Tony is an architect and urban designer and was chairman of BDP from 2006 to 2012. Previously he chaired BDP's London studio, the architecture profession and was sector champion for education. It was in this role that he originated BDP’s vertical urban school idea, which has become one of the hallmarks of the practice’s work in education over the past decade.
His work spans projects which look to interlink learning with living to create new communities. He has led the design teams for many award winning buildings, notably the exemplar and Stirling Prize contender Hampden Gurney School in Marylebone.
Tony champions the ethos and philosophy of BDP’s founder Sir George Grenfell Baines in his commitment to humanist design and interdisciplinary working. He set the vision and ethos for BDP as ‘Creating Places for People’ with the view that designing integrated and interrelated activities that draw people together in urban places is the way forward to a truly sustainable culture; socially, environmentally and economically.
What is your biggest personal influence?

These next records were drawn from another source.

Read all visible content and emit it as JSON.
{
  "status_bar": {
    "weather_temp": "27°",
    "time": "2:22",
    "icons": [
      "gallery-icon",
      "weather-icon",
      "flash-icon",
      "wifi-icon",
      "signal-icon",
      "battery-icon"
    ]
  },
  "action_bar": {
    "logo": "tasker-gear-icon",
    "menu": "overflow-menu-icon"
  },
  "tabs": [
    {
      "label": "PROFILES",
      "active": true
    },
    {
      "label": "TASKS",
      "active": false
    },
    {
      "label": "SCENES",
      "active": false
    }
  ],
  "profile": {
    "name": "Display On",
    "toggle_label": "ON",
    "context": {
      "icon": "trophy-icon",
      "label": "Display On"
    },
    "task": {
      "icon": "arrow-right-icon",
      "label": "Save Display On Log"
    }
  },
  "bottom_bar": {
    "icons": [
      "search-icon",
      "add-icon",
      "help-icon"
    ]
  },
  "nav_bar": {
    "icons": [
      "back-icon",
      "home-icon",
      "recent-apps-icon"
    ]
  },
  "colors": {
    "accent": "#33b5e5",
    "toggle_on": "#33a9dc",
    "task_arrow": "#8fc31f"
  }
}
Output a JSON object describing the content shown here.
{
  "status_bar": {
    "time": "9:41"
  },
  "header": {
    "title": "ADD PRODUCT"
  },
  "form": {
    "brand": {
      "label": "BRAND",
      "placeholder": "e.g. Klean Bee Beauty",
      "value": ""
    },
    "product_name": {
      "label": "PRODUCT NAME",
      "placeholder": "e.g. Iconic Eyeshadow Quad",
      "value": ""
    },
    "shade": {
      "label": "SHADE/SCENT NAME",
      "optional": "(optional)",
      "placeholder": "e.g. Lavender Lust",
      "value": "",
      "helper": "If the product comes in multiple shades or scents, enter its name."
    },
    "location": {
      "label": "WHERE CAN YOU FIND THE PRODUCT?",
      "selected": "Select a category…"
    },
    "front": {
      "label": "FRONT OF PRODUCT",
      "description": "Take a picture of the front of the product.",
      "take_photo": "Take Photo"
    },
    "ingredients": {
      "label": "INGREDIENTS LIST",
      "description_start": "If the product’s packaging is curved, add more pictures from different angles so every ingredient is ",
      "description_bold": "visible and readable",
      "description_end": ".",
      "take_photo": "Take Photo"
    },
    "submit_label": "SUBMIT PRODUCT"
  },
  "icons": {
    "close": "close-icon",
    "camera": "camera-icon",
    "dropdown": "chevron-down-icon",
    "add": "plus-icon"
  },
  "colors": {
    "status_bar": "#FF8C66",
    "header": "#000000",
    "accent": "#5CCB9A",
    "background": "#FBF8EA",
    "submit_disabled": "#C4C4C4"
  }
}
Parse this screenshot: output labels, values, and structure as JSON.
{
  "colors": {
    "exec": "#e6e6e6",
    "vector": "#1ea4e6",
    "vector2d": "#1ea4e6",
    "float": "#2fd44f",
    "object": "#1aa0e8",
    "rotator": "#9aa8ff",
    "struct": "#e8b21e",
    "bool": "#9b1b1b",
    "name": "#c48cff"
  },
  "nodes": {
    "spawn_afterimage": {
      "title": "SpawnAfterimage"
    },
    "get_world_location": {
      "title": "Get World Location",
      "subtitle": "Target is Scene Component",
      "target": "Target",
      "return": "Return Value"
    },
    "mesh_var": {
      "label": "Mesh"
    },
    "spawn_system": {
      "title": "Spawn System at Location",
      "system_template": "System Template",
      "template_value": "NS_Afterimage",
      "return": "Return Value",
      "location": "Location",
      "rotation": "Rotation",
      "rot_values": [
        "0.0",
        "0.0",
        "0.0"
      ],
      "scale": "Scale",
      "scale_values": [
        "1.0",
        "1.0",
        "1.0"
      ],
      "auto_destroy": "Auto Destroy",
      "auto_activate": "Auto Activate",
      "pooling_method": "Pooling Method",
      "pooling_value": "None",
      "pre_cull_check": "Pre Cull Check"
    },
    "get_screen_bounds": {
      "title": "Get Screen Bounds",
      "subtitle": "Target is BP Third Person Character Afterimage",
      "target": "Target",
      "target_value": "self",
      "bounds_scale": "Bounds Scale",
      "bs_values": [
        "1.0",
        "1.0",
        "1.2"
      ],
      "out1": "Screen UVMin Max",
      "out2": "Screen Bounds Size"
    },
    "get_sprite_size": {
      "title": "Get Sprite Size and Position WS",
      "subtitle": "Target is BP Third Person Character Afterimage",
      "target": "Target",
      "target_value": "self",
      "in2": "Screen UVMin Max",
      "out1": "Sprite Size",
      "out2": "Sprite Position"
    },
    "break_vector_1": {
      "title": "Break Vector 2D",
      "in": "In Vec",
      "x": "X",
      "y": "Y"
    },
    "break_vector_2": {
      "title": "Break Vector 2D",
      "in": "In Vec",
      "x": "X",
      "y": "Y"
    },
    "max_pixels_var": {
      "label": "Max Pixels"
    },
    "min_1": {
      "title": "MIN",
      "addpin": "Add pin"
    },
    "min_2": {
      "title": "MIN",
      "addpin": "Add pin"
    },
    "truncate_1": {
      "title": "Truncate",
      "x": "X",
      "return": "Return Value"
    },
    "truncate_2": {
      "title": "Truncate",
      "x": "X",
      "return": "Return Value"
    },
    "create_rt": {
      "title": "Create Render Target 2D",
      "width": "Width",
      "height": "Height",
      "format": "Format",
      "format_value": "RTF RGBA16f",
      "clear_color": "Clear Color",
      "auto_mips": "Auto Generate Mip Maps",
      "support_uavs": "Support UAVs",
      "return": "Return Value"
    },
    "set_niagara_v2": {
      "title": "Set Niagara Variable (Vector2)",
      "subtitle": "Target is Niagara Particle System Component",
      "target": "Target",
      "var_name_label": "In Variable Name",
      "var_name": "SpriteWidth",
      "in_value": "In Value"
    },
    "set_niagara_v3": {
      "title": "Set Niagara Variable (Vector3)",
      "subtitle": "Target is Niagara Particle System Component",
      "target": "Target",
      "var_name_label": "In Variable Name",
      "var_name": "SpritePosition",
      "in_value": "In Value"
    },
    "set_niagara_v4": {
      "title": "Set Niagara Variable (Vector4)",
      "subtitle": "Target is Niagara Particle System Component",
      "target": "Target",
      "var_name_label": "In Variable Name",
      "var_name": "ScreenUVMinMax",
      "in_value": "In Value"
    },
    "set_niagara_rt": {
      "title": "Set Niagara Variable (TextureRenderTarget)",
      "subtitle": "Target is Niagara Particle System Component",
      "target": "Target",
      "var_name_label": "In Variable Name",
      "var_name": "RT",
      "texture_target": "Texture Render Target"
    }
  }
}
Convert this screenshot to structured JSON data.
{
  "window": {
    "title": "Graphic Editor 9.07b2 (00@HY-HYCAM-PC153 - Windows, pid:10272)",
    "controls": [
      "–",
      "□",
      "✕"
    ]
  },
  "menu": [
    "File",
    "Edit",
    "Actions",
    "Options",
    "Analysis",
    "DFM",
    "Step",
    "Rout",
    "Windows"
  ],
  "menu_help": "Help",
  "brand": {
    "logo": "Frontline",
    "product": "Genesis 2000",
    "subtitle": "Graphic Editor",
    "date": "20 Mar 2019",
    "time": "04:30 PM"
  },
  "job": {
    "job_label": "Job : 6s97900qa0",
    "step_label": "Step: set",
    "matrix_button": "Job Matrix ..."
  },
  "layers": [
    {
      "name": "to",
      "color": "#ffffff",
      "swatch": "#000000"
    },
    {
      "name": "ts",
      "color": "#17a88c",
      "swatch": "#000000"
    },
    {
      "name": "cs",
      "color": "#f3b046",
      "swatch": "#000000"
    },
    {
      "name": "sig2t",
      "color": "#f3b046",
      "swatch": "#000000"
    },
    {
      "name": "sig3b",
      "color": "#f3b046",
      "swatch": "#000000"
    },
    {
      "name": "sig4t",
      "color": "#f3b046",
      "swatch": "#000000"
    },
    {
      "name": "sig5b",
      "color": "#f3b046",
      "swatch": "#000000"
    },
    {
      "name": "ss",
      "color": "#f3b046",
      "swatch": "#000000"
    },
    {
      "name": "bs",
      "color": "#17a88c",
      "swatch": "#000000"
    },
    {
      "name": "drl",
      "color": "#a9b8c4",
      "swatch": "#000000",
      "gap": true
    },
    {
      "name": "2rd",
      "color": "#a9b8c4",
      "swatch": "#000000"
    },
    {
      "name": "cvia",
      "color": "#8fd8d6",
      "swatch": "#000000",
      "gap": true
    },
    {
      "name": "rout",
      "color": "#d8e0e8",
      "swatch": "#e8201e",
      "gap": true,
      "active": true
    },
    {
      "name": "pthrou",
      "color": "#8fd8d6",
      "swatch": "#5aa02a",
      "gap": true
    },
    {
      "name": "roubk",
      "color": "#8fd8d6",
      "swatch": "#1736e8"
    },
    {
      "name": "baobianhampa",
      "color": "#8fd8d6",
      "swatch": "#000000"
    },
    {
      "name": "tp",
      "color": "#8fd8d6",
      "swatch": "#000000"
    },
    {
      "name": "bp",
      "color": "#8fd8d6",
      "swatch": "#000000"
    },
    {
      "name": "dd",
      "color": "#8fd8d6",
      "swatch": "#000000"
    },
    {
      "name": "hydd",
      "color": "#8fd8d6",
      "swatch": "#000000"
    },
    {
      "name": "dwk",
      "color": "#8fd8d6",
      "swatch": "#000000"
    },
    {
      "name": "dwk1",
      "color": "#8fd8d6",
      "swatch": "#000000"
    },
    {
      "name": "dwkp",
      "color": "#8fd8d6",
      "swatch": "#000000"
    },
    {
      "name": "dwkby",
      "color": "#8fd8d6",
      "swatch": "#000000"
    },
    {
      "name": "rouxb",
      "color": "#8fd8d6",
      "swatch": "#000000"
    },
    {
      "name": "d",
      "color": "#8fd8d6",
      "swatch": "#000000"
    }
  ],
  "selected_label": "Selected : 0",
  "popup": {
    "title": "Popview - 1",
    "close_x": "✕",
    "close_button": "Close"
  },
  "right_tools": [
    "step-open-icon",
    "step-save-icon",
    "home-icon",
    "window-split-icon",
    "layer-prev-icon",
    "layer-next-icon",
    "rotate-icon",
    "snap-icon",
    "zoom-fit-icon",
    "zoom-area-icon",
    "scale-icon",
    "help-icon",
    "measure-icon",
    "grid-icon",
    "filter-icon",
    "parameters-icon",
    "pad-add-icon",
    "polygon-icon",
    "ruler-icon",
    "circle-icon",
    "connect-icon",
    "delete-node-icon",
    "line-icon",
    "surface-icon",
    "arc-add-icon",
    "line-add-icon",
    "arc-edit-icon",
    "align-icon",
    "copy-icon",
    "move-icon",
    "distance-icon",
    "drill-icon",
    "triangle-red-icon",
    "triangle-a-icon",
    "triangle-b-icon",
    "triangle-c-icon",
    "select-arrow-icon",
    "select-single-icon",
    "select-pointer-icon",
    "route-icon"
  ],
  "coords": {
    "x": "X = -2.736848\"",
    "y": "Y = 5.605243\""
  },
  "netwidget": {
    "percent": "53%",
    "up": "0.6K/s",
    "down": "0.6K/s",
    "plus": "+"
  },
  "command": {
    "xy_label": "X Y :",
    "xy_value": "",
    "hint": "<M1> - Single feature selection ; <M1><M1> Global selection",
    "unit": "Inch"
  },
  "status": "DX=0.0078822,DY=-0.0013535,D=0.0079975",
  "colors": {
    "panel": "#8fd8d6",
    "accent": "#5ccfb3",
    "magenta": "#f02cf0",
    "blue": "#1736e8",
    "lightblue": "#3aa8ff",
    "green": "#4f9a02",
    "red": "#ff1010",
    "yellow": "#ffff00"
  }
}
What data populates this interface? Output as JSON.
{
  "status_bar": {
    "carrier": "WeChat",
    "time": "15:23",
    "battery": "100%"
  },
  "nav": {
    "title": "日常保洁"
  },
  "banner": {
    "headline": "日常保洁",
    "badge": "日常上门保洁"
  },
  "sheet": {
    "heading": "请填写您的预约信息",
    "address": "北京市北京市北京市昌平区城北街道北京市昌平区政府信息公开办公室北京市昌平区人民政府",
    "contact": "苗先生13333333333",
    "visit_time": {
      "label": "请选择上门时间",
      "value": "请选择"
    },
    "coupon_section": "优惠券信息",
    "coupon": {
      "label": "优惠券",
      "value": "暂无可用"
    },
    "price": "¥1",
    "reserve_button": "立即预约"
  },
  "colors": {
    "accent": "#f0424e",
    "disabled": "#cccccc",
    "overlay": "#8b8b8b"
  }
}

Scandinavian design has been a major influence in my architectural career. At the commencement of my life as an architect I worked with Ralph Erskine on the Byker Housing Project In Newcastle upon Tyne, re-housing and renewing a community of 12,000 people working in the shipyards of Tyneside. Byker was awarded Grade II listed status in 2007.